Miasma from the River Thames was blamed for transmitting contagious diseases, even though Sir John Snow, a London physician, demonstrated that cholera was waterborne and caused by contaminated supplies. During the Great Stink of 1858, a hot summer exacerbated the smell of untreated human waste and industrial effluent that emptied directly into the river. The stink was so bad in the Houses of Parliament that the curtains were soaked in bleach to alleviate the odor. Victorian men and women carried perfumed handkerchiefs and nosegays in the streets and buried their noses when the stench became unbearable. Appropriate government response finally came with plans to build a new sewer network for London. Over the next 16 years, civil engineer Sir Joseph William Bazalgette masterminded 82 miles of main sewers, 1100 miles of street sewers, 4 pumping stations, 2 treatment works and 3 embankments.

The Doulton Lambeth Pottery

The Lambeth district of London, where the Doulton pottery was founded in 1815, was a hotbed of disease. It was particularly smelly with its bone-boiling and manure works on the banks of the River Thames. Henry Doulton, the son of the founder, was very sensitive to these appalling conditions when he began his career at the Lambeth pottery in 1835 at the age of 15. According to his biographer, Sir Edmund Gosse, he was hurrying along Naked Boy Alley with his handkerchief pressed to his nostrils when he realized that “there are few bigger tasks for a plain man to accomplish than the resolute and efficient drainage as such sinks of pollution as this.”

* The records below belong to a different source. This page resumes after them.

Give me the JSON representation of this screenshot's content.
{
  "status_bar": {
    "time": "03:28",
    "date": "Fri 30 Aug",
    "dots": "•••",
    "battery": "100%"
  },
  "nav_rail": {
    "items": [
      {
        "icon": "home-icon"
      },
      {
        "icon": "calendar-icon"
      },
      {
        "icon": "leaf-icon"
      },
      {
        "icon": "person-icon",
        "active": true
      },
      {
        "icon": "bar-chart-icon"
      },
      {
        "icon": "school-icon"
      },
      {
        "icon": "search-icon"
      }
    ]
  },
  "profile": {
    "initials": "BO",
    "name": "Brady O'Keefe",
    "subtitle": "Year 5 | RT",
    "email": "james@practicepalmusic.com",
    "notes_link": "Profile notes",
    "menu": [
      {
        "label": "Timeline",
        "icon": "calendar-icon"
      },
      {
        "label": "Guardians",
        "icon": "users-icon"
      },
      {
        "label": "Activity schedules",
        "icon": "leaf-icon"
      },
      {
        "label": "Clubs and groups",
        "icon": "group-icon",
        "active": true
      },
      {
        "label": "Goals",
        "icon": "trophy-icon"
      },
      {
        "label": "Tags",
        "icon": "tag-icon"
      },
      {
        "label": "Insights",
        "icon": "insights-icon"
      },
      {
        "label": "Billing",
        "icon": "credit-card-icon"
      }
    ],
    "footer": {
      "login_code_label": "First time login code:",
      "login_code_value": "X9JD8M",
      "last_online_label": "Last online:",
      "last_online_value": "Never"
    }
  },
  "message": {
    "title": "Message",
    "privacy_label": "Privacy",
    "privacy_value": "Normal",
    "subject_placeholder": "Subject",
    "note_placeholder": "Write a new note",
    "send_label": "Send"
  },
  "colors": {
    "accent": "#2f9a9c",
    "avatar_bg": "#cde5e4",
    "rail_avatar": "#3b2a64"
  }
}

Henry Doulton soon became convinced that the salt-glaze stoneware water pipes that his father had been making since the 1820s had wider applications. In the 1840s, sanitary engineers began to advocate the use of impermeable, non-corrosive stoneware pipes for the disposal of sewage to replace the inadequate flat-bottom drains of porous bricks that harboured disease. The chief protagonist, Edwin Chadwick, who became known as “The Father of Sanitary Science”, published a disturbing 'Report on the Sanitary Condition of the Labouring Population' in 1842.

Henry Doulton followed the research and debates of the sanitary reformers in the burgeoning public health movement with great interest. He predicted that the future demand for stoneware pipes would be beyond the scope of his father's factory. Accordingly, in 1846 he established his own business in High Street Lambeth, exclusively for the manufacture of drainpipes. The Public Health Act of 1848 greatly aided the development of his drainpipe business and in that year, Henry Doulton acquired another works at Rowley Regis, near Dudley in Staffordshire to supply the Midlands area, which went on to become the largest drainpipe factory in the world.

Doulton's first stoneware pipes were thrown on the wheel but suitable steam powered machinery, using metal dies for extruding the clay, was soon developed for making circular pipes for the efficient flushing of sewage. Henry Doulton also concentrated on perfecting sound, water-tight pipe joints and was one of the first manufacturers to recognise the need for flexibility to compensate for the inevitable settlement after the pipes had been laid. By the 1870s, Henry Doulton had supplied drainpipes for the London sewer system and developed a large export trade. For the next fifty years the company supplied sewers for many European cities as well as for countries further afield, such as India, Australia, Argentina, and Brazil. By 1899 the combined output of all the Doulton works amounted to over 30 miles of pipe a week.

Doulton’s pipe business flourished at regional factories in Britain during the 20th century but production stopped in London in 1956 due to the world’s first Clean Air Act. This British government legislation was prompted by the Great Smog of December 1952, when Londoners were trapped in a deadly cloud of fog and pollution for five days. Smog was a regular problem in the most overpopulated and industrialized city in the world. Smoke from coal fires for heating homes and power generating stations stagnated in the cold air most winters. However, the prolonged crisis choked more than 12,000 people to death. Photographs from the time show Londoners wearing masks just like today. Let’s hope scientists find a vaccine soon for today’s public health crisis.

Read more about Royal Doulton’s contribution to sanitation and health in From Sewage to Sung